Keep the pictures out. Restate the entries below word for word.

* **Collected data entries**
══════════

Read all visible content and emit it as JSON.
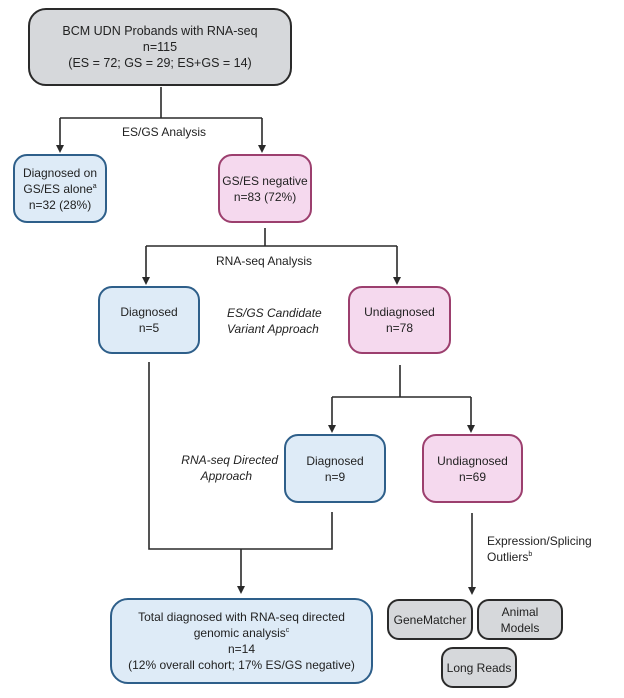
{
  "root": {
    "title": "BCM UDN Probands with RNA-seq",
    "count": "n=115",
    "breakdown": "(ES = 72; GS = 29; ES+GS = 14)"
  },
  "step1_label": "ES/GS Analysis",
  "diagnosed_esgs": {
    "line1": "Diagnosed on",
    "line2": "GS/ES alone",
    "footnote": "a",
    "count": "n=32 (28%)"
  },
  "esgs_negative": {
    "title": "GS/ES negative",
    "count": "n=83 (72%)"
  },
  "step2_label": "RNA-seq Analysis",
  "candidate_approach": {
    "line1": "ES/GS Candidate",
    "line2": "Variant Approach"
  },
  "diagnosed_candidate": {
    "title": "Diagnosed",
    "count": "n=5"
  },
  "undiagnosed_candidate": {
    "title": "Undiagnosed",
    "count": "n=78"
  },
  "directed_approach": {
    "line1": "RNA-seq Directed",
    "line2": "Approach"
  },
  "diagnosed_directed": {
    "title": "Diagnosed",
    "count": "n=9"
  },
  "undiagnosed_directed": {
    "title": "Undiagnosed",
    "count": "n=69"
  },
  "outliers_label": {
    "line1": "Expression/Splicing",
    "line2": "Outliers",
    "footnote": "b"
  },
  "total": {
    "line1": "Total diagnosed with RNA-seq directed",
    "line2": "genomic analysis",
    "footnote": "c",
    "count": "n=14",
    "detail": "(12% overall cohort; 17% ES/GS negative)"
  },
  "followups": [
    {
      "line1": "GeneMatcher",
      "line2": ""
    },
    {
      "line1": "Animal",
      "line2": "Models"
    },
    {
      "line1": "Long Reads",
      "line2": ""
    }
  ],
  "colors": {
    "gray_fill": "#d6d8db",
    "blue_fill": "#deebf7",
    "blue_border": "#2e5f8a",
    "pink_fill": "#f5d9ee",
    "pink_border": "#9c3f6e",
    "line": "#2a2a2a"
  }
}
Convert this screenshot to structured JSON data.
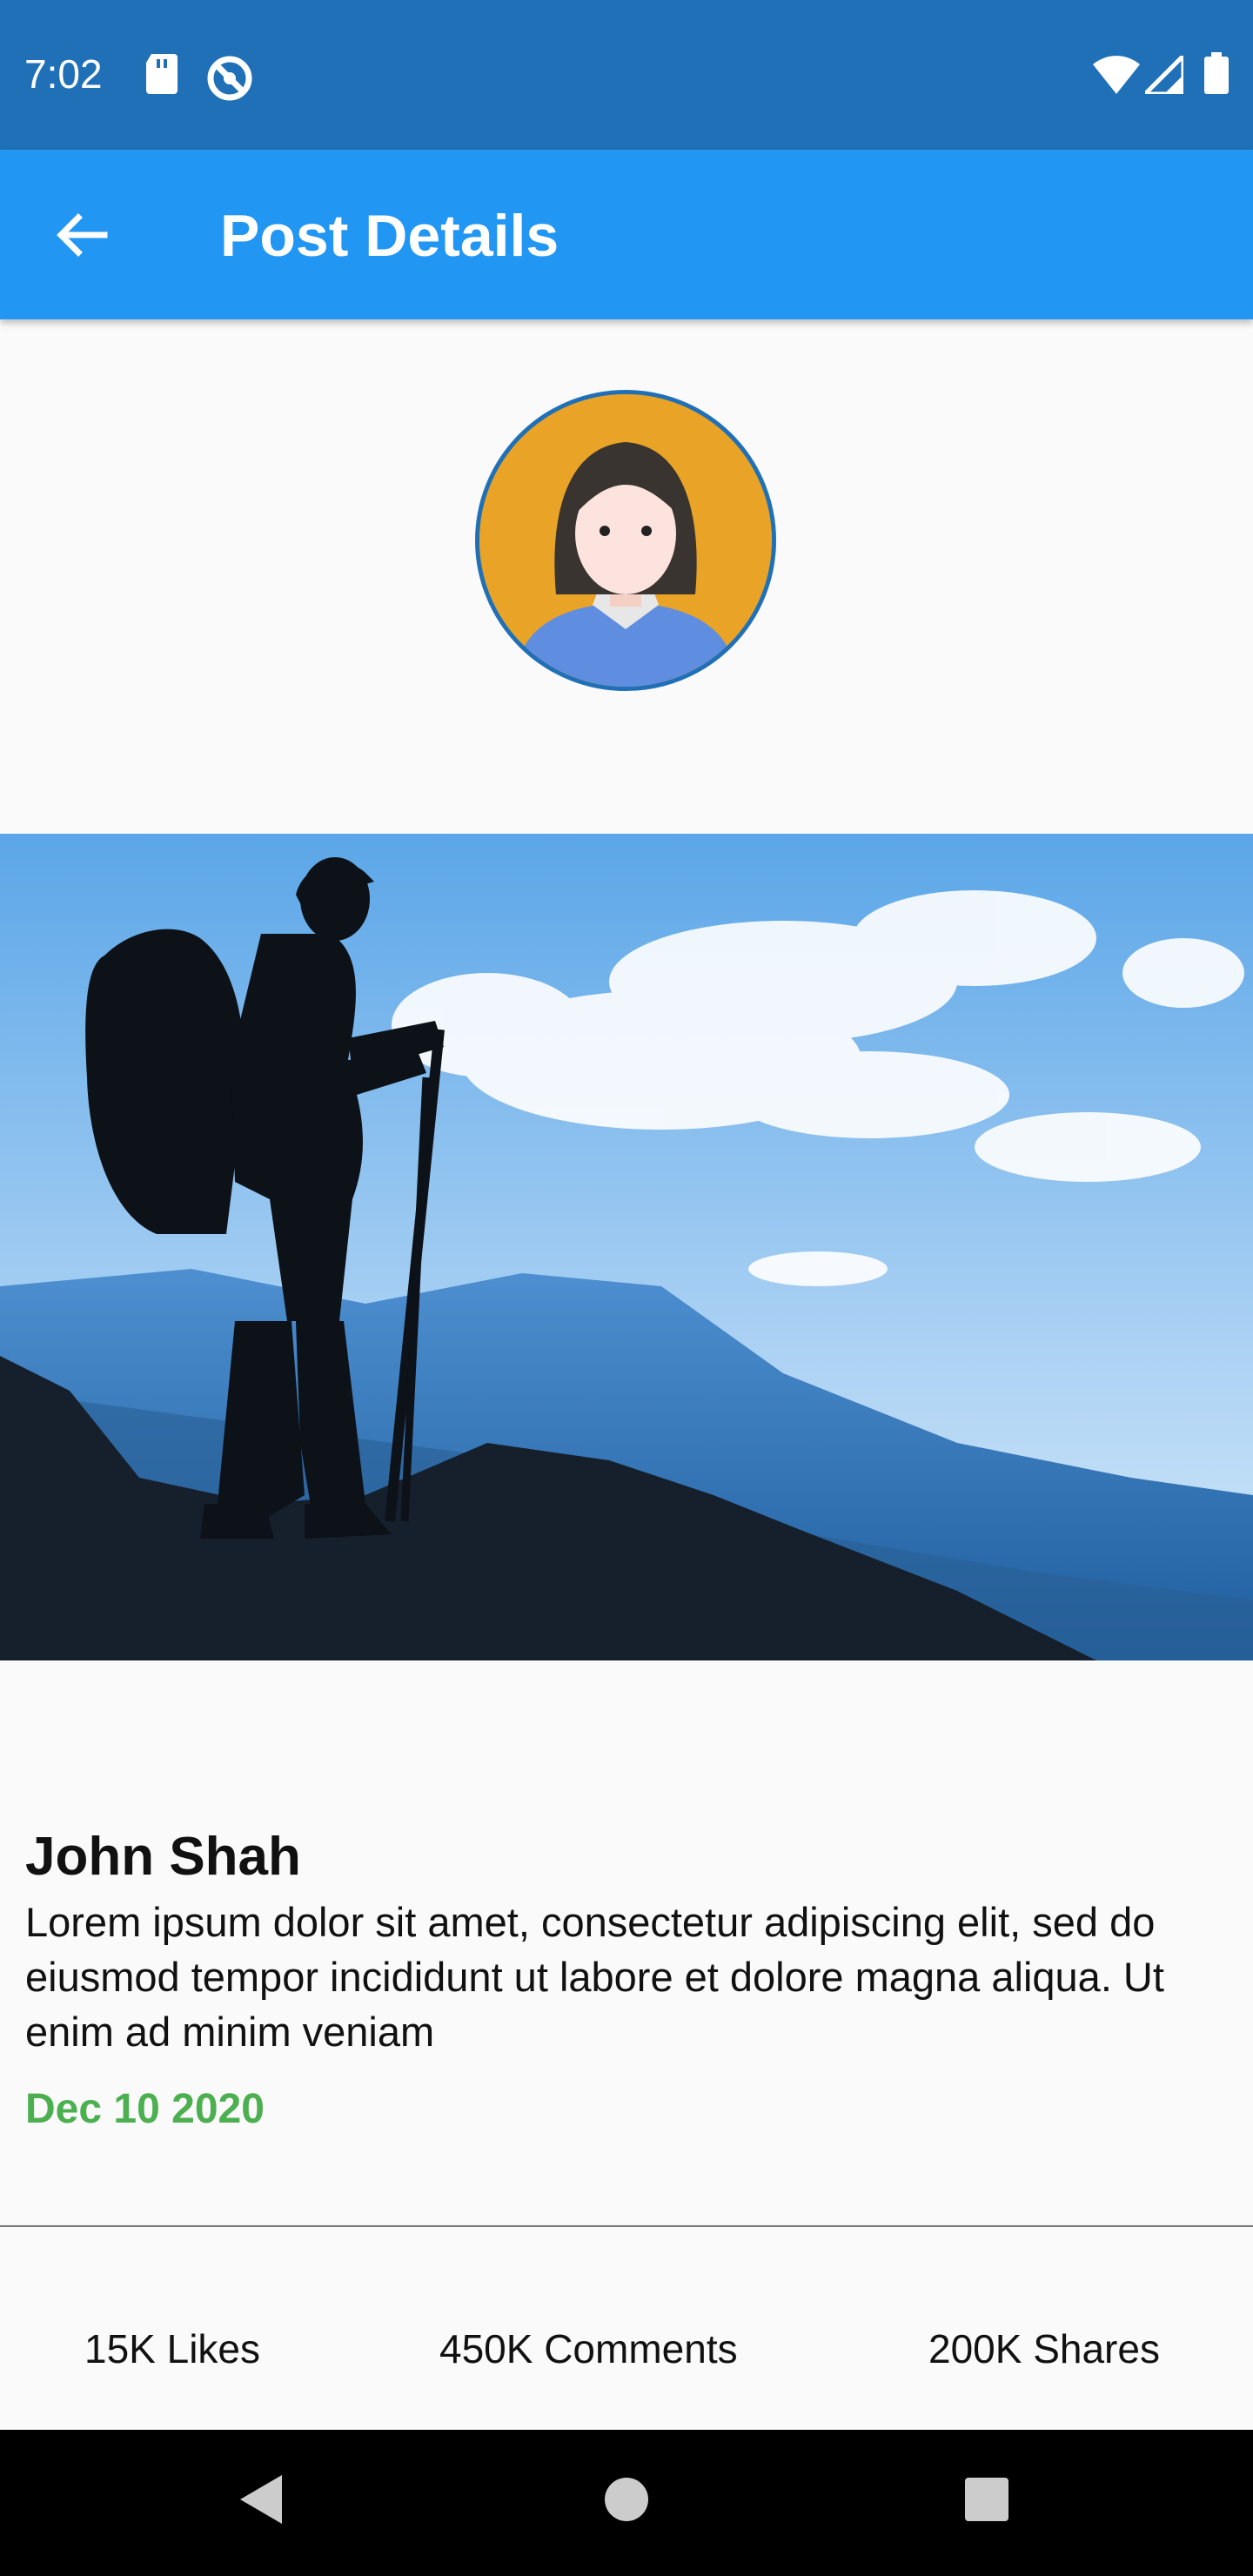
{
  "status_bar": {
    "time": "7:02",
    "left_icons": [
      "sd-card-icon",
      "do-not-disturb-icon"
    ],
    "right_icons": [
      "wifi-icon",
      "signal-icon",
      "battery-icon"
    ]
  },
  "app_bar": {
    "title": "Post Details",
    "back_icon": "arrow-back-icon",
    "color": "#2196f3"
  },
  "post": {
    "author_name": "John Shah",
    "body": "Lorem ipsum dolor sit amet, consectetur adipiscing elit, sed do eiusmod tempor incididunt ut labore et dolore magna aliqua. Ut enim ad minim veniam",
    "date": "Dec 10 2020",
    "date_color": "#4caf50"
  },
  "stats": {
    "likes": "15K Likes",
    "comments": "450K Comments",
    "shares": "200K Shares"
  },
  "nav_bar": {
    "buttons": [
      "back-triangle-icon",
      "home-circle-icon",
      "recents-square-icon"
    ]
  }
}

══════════

* **Reply**
Read all visible content and emit it as JSON.
{
  "root": {
    "title": "BCM UDN Probands with RNA-seq",
    "count": "n=115",
    "breakdown": "(ES = 72; GS = 29; ES+GS = 14)"
  },
  "step1_label": "ES/GS Analysis",
  "diagnosed_esgs": {
    "line1": "Diagnosed on",
    "line2": "GS/ES alone",
    "footnote": "a",
    "count": "n=32 (28%)"
  },
  "esgs_negative": {
    "title": "GS/ES negative",
    "count": "n=83 (72%)"
  },
  "step2_label": "RNA-seq Analysis",
  "candidate_approach": {
    "line1": "ES/GS Candidate",
    "line2": "Variant Approach"
  },
  "diagnosed_candidate": {
    "title": "Diagnosed",
    "count": "n=5"
  },
  "undiagnosed_candidate": {
    "title": "Undiagnosed",
    "count": "n=78"
  },
  "directed_approach": {
    "line1": "RNA-seq Directed",
    "line2": "Approach"
  },
  "diagnosed_directed": {
    "title": "Diagnosed",
    "count": "n=9"
  },
  "undiagnosed_directed": {
    "title": "Undiagnosed",
    "count": "n=69"
  },
  "outliers_label": {
    "line1": "Expression/Splicing",
    "line2": "Outliers",
    "footnote": "b"
  },
  "total": {
    "line1": "Total diagnosed with RNA-seq directed",
    "line2": "genomic analysis",
    "footnote": "c",
    "count": "n=14",
    "detail": "(12% overall cohort; 17% ES/GS negative)"
  },
  "followups": [
    {
      "line1": "GeneMatcher",
      "line2": ""
    },
    {
      "line1": "Animal",
      "line2": "Models"
    },
    {
      "line1": "Long Reads",
      "line2": ""
    }
  ],
  "colors": {
    "gray_fill": "#d6d8db",
    "blue_fill": "#deebf7",
    "blue_border": "#2e5f8a",
    "pink_fill": "#f5d9ee",
    "pink_border": "#9c3f6e",
    "line": "#2a2a2a"
  }
}
Convert this screenshot to structured JSON data.
{
  "status_bar": {
    "time": "7:02",
    "left_icons": [
      "sd-card-icon",
      "do-not-disturb-icon"
    ],
    "right_icons": [
      "wifi-icon",
      "signal-icon",
      "battery-icon"
    ]
  },
  "app_bar": {
    "title": "Post Details",
    "back_icon": "arrow-back-icon",
    "color": "#2196f3"
  },
  "post": {
    "author_name": "John Shah",
    "body": "Lorem ipsum dolor sit amet, consectetur adipiscing elit, sed do eiusmod tempor incididunt ut labore et dolore magna aliqua. Ut enim ad minim veniam",
    "date": "Dec 10 2020",
    "date_color": "#4caf50"
  },
  "stats": {
    "likes": "15K Likes",
    "comments": "450K Comments",
    "shares": "200K Shares"
  },
  "nav_bar": {
    "buttons": [
      "back-triangle-icon",
      "home-circle-icon",
      "recents-square-icon"
    ]
  }
}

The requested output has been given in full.